What are the risks associated with commercial real estate?
Does commercial real estate pose a risk? Of course, it is. One of our mentors always said, "Everything you pursue of great value carries great risks." Commercial property investment involves large dollars and many people. And every time you have a lot of money and people work in close collaboration, problems happen. But risk is one aspect of every company. You can't stay away from this. The best thing you can do to keep yourself safe is to understand every possible risk and ask your advisors to help you understand how they can be avoided. And don't skimp on hiring top advisors. To quote the proverb, "It's expensive to be cheap."
But the good news is that risks can be managed with high levels of certainty. To succeed in commercial property, you almost always must take calculated risks. Are you prepared to risk part of your time and money for financial freedom? How about you guarantee the financial future of your family? Anything you do in life comes with risks. You may have heard about people who spend their entire lives trying to avoid taking risks, and at the same time, they're not doing anything. It is an embarrassment. The fact is that sooner or later you will likely need to get out of your comfort zone to free yourself from the rat race. If you like to be overly cautious, you can start with a smaller multi-family building. Or maybe you're trying to play big.
One of the risks of real estate investment is that if you are not cautious, the property may fail. Sometimes you do the wrong thing. And sometimes you can hire the wrong real estate manager. And sometimes the market can take a turn for the worse and put you in a downward spiral. Looking for an agreement and finding out why properties don't work helps you analyze why the property is in its present state. And remember that understanding why properties fail can put you in an excellent trading position and help you resolve ownership issues.
Avoiding legal action is the most dreaded risk.
The most frightening risk in commercial real estate investment is to be continued. Every tenant you have can be a potential lawsuit. You may also be pursued by contractors, and city staff, and the list continues. How are you protecting yourselves? Two lines of defense are as follows:

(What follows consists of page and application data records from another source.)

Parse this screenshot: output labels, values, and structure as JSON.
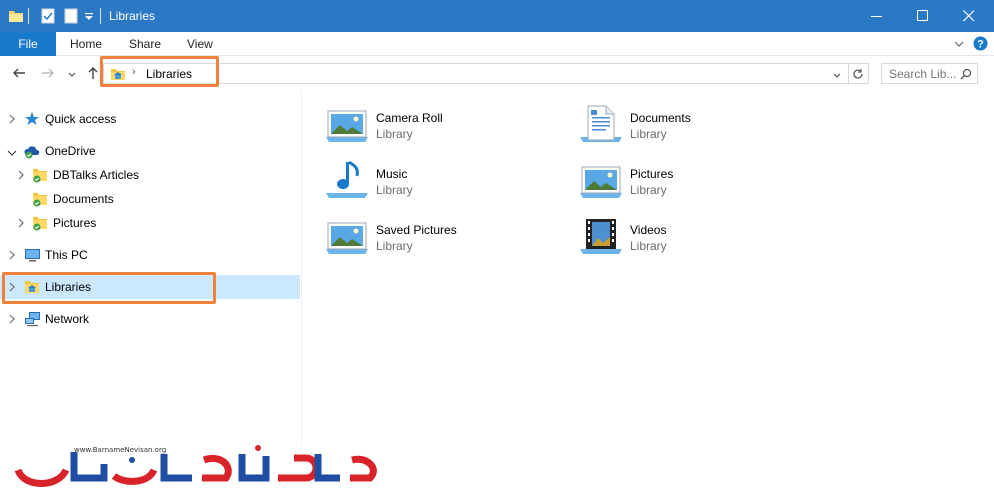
{
  "window": {
    "title": "Libraries"
  },
  "ribbon": {
    "tabs": [
      "File",
      "Home",
      "Share",
      "View"
    ]
  },
  "address": {
    "crumbs": [
      "Libraries"
    ],
    "search_placeholder": "Search Lib..."
  },
  "nav": {
    "items": [
      {
        "label": "Quick access",
        "icon": "star-icon"
      },
      {
        "label": "OneDrive",
        "icon": "onedrive-cloud-icon"
      },
      {
        "label": "DBTalks Articles",
        "icon": "synced-folder-icon"
      },
      {
        "label": "Documents",
        "icon": "synced-folder-icon"
      },
      {
        "label": "Pictures",
        "icon": "synced-folder-icon"
      },
      {
        "label": "This PC",
        "icon": "computer-icon"
      },
      {
        "label": "Libraries",
        "icon": "libraries-icon"
      },
      {
        "label": "Network",
        "icon": "network-icon"
      }
    ]
  },
  "libraries": [
    {
      "name": "Camera Roll",
      "type": "Library",
      "icon": "camera-roll-library-icon"
    },
    {
      "name": "Documents",
      "type": "Library",
      "icon": "documents-library-icon"
    },
    {
      "name": "Music",
      "type": "Library",
      "icon": "music-library-icon"
    },
    {
      "name": "Pictures",
      "type": "Library",
      "icon": "pictures-library-icon"
    },
    {
      "name": "Saved Pictures",
      "type": "Library",
      "icon": "saved-pictures-library-icon"
    },
    {
      "name": "Videos",
      "type": "Library",
      "icon": "videos-library-icon"
    }
  ],
  "watermark": {
    "url": "www.BarnameNevisan.org"
  },
  "colors": {
    "titlebar": "#2b78c4",
    "file_tab": "#1979ca",
    "selection": "#cce8ff",
    "highlight": "#f0803c",
    "logo_red": "#d8232a",
    "logo_blue": "#1f4ea3"
  }
}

· Obtain property liability and hazard insurance.
· Choose some form of property or custody protection, such as a limited liability company.
Limited Partnerships (LCAs) are by far the most widely used form of ownership today to hold commercial real estate.
The worst way to keep a headline is to keep it individually in your name. That way, you don't have any protection in terms of responsibility and privacy. Your objective should be to build a "legal stronghold" with good experts.
What is risk-proofing your investment plan?
During years of investment and supervision of many prosperous and less prosperous investors, we have developed several integrated security measures to make your investment safer. The guidelines are as follows:
· Demonstrate due diligence. Due diligence is the process you follow when auditing the property's financial documentation, performing a physical inspection, and verification of legal elements of ownership, such as the title. Ninety percent of all transactions die while doing due diligence. For example, if you don't do in-depth work, the consequences can be costly. You could end up buying a home that is a financial sinkhole. But when done right, due diligence can help make your business even smoother.
· Not overpaying. Overpayment is common among new investors. Don't be the investor in a case where the agent establishes a record price on the sale of a property! If you buy apartments, be sure to know how much you pay per unit. If you purchase a mall, make sure you know the amount you pay per square foot. In both cases, find out about the value of your home according to the recent market fences. Overpaying will freeze the property's cash flow over a long period.
· Have an in-depth understanding of the market. Knowledge of your marketplace as the back of your hand puts you in place for success. Before entering into your agreement, please ensure you are aware of:
• The competitiveness of your rents vis-à-vis other similar local properties.
• When and if there is a "slow season" for rentals, then you may plan.
• If there is rent control in your city, you may not be able to increase rents as you thought.
• We also like to find out about the crime statistics on the subject property by calling the local police service.
· Maintain your objectives freely. What we're saying is that you should have a flexible exit strategy for your investment at all times. An exit strategy has two components: a plan for modifying or improving the property and a method for selling or trading on another property.
We enjoy having multiple exit strategies at any time. The marketplace is changing. Your condition can also change quickly. So don't rush into executing just one exit strategy, because it may no longer be applicable.
· Find out where you fit into the housing cycle. There are four components to any housing cycle: growth, contraction, recession, and recovery. Each part of the cycle requires you to give special consideration to your investment decisions. Understanding property cycles helps you take the right steps at the right time. No such thing as professional timing!